MATERIAL FOR THIS EXERCISE ::
<<<<

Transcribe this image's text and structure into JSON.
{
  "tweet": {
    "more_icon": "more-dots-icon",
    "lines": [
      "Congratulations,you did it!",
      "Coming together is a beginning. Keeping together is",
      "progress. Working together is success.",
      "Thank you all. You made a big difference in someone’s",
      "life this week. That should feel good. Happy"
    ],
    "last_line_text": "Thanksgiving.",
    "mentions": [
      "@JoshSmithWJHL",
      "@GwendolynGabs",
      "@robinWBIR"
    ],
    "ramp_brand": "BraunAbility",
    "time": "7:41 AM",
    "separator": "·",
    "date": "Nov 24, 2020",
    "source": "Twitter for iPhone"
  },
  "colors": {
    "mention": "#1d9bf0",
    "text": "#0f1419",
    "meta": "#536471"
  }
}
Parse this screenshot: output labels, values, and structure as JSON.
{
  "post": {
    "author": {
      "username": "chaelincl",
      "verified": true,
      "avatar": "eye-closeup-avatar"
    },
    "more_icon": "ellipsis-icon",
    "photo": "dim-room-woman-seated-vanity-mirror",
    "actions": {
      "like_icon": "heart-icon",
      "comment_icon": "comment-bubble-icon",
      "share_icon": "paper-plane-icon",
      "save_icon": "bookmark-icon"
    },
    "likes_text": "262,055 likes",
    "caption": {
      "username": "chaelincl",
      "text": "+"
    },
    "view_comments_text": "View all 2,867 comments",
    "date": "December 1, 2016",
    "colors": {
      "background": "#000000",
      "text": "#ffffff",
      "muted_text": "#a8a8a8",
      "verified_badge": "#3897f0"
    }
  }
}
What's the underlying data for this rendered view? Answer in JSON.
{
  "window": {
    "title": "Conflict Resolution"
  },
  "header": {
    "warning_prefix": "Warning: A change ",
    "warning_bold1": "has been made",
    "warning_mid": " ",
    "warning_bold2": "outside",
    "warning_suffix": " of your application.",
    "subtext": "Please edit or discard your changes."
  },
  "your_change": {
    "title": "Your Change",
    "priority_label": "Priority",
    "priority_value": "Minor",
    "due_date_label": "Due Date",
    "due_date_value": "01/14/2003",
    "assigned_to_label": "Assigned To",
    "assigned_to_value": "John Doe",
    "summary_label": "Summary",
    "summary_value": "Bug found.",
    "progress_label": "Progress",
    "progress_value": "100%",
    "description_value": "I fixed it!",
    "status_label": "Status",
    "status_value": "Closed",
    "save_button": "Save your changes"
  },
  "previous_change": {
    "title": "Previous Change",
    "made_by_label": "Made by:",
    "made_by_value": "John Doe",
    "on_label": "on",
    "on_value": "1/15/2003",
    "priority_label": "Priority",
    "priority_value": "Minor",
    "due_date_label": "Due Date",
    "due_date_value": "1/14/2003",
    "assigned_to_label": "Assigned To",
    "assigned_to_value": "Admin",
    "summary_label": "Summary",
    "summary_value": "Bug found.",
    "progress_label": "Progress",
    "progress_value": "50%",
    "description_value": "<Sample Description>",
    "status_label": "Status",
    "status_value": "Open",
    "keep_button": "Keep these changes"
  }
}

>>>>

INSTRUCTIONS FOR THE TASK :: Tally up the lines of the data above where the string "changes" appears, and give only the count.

WRITTEN RESPONSE :: 3